There are thousands of diseases here…many people have died. My elder son died…A lot of time is wasted bringing drinking water from faraway places. Both elders and children keep suffering from fever. Every day, one or other child falls ill. Some of them…die.

Middlemen decide prices

[My son] hardly catches fish worth 100 rupees. So we don’t spend more…We sell fish to seths (the bosses). They don’t give us a good price… if the fish is worth 5 rupees, then they would give us only 2 rupees. We have to take this price for our catch because we are indebted to them. These are the people who actually earn something [from the catch]; we do not get any profit….

[But] they don’t bother us. We salute them because they don’t create trouble for us at all. This is the reason why we have been managing our livelihoods. Had they been strict with us [about loans], we would have not been able to feed ourselves…

This is the time of starvation. We used to buy 20 to 30 maunds (1 maund = 37.5 kg) of wheat annually. Now we hardly eat 5 to 7 maunds of wheat. Due to the shortage of funds we do not dare to buy it in any great quantity. In poverty we have to use aata (flour) with much care…

[The fields nearby?] They belong to people from Baluchistan, but these lands have become barren because, due to the brackish water, no crop can be grown…I do not cultivate anything. However, my neighbours farm. Other people also grow crops while we do casual labour on their land. We cut the crop and carry it to its specified place and we are given wages for this labour.

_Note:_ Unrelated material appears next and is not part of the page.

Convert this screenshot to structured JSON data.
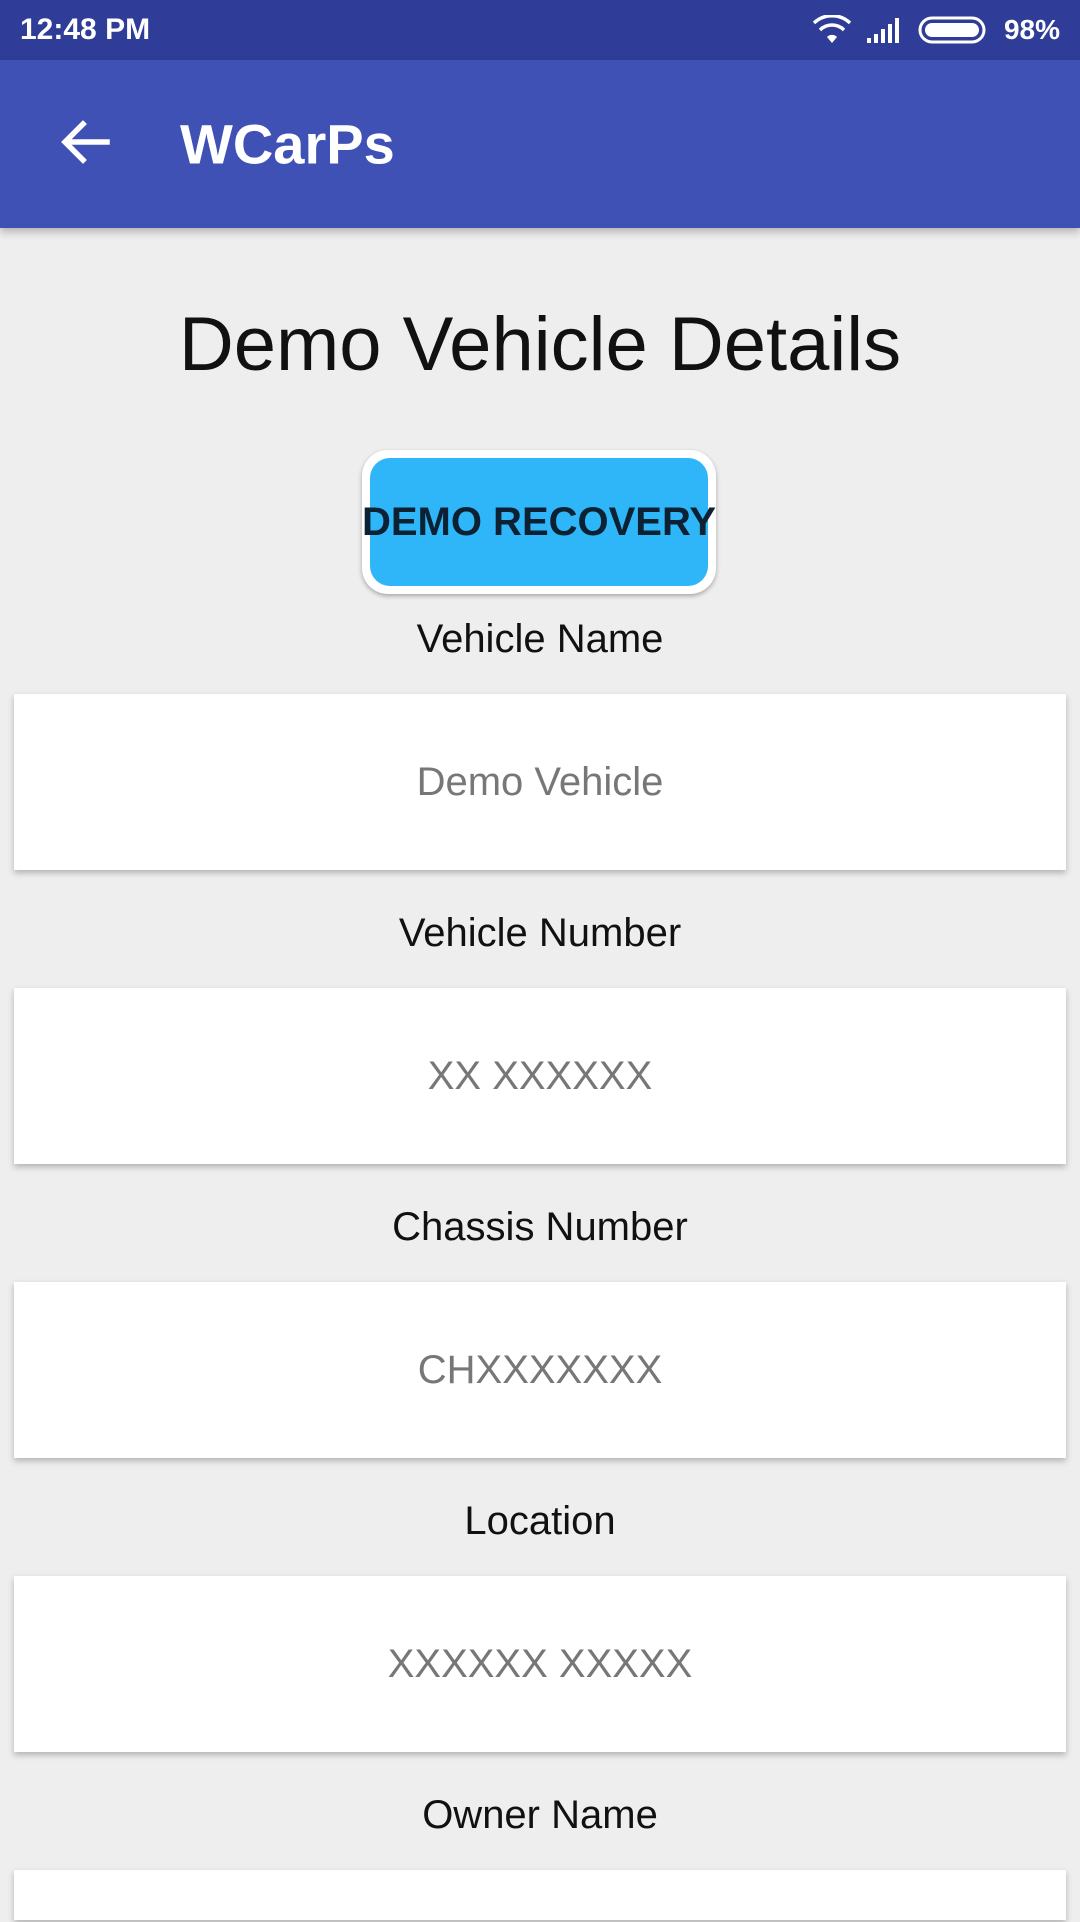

Counting the cost of celebrations

We usually take 40 to 50 rupees along with us and go in our own boats…to melas (fairs), which are held at faraway places… If we have money then we can go by some other transport…In the past, we used to take 10 rupees with us… At that time 5 kgs of sweets could be bought for 5 rupees. But now 5 kg of sweets costs 500 rupees….We only buy a quarter or half a kg of sweets and distribute them among the children in small quantities…

I only take a sharbat (sweet drink), which is sold from 1-2 rupees per glass. If we earn more money then we can also have cold drinks… We don’t stay at the mela because staying at night would take further expense. We take food along with us from home and eat it there.

No, we don’t eat meat…We cannot afford such dishes… we don’t buy meat even on Eid (Muslim festival celebrating the end of Ramadan) – and even if we do buy it then it’s in quantities of a quarter or a half a kg, because it needs ghee (clarified butter) to cook it and we do not have money for this…

This interview has been specially edited for the web and cut down by more than half. Some re-ordering has taken place: square brackets indicate ‘inserted’ text for clarification; round brackets are translations / interpretations; and dots indicate cuts in the text. The primary aim has been to remain true to the spirit of the interview, while losing questions, repetition, and confusing or overlapping sections.


Allah Bux: older generation is produced as part of the Living with poverty: Pakistan oral testimony project.


Allah Bux: older generation

Basran: desperate times

Chhutta: migrant’s tale

Fatima: vulnerable lives

Hodat: diversifying business

Karim Bux: lacking support

Khamiso: looking back

Kishore: living prudently

Mircho: losing dignity

Nasreen: just surviving

Nazeer: high standards

Salma: independent spirit

Key themes

Introduction to the project

Loans and debt

Survival strategies

The cost of poverty

Environmental decline


Political representation


Insecurity and conflict


Food security and health